I'm curious how keeping and attracting people (especially those in the prime reproductive years of their lives, as well as the age range most likely to be driving solo in their cars) is in line with moving toward a sustainable community. Do they know how to insulate houses? Run a cooperative business? Grow food? Repair things?

This effort sounds eerily in line with the tax abatement strategy of the state in recent years that has put communities in competition with each other for (near long-term) transient businesses (or in this case, workers.)

Maybe what Ann Arbor needs to "better understand" is how to appreciate and nurture the creativity of all age groups that make up its current population. Then maybe we can tell the state how to meet our needs instead of the other way around.

I'd really like to attend, but I have something else scheduled.


PS: I checked the website and the date of the event is March 16 (Tuesday), not the 19th.



It starts with the standard recipe for cool:  good people, good music, beer . . . but this week’s gathering hosted by the Ann Arbor Cool Cities Task Force will add an unusual ingredient: public policy.  On Tuesday, we will host a dialogue at Arbor Brewing to begin creating value guidelines and policy recommendations for the City Council and various city agencies to attract and retain 20-34 year-olds.  As people interested in Governor Granholm’s Cool Cities initiative and Mayor Hieftje’s passion to transform our city into a model of sustainability, I encourage you to spend a couple hours with us. 

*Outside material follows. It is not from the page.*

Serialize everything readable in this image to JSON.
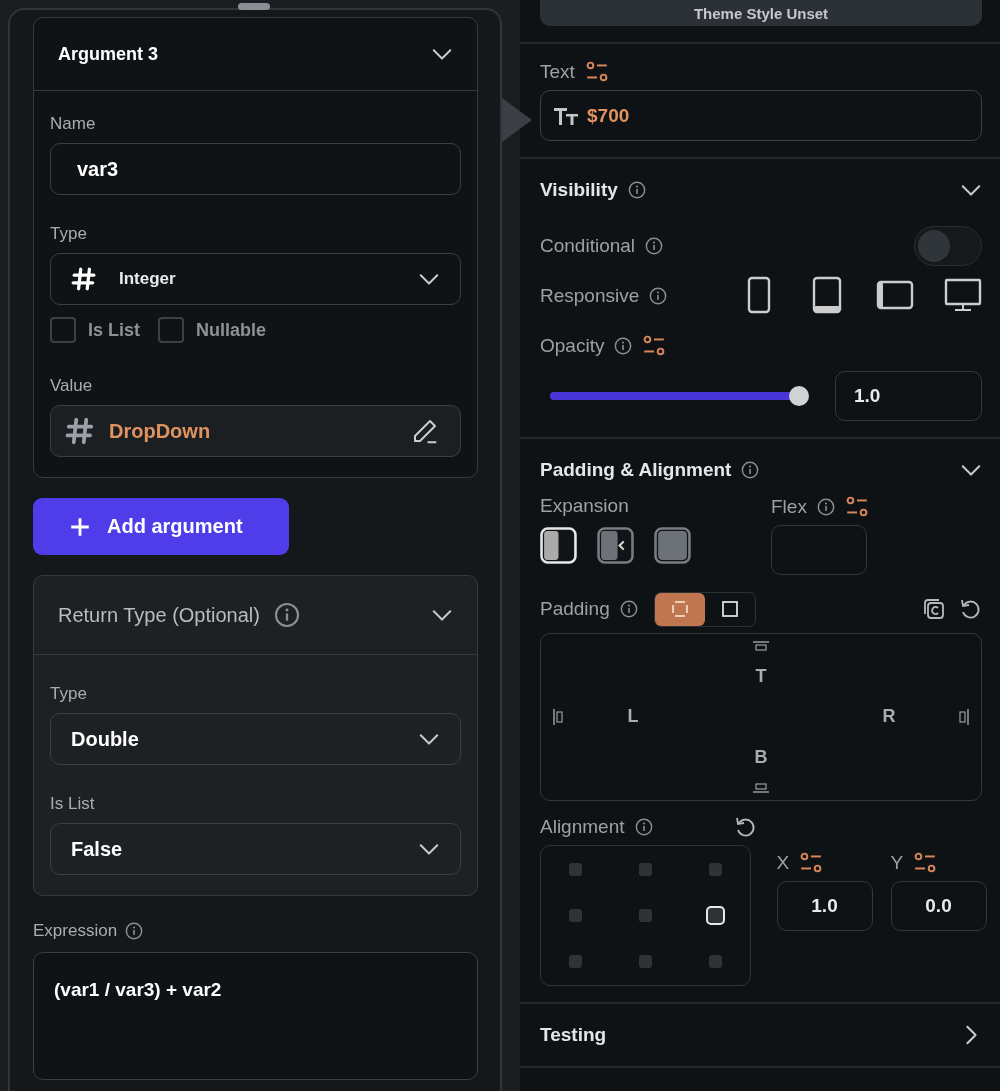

Despite the attractiveness of U of M and our city’s uniqueness, Ann Arbor has witnessed a steady decline in this demographic over the last decade.   Equally disturbing, women in this age group appear less likely than men to want to make Ann Arbor home.  Comparatively, 20-34 year olds who made up 40 percent of the city population in1990, only account for 36 percent ten years later.  For us to compete with cities that are successfully attracting this new “Creative Class,” as social researcher Richard Florida terms it, Ann Arbor needs to better understand what motivates residency decisions and identify concrete policy and development advances that can reverse Ann Arbor’s trend. 


I hope you will be a part of articulating the concerns and dreams of our generation and recreating Ann Arbor as a center of young culture in the new century.


What:          Ann Arbor’s Cool Cities Task Force Public Dialogue

Where:       The Tap Room at Arbor Brewing Company, 114 E. Washington

When:         Tuesday, March 19 from 6:00 – 8:00 p.m.

Format:      Informal discussions in small groups; Facilitated prioritization of values/issues


If you have any questions about the evening, please feel free to contact me directly or blog at http://www.astrogibs.com/coolcities



Conan Smith

Land Programs Director

Michigan Environmental Council

119 Pere Marquette, Suite 2A

Lansing, MI  48912



p. 517-487-9539

m. 743-649-2992

f. 517-487-9541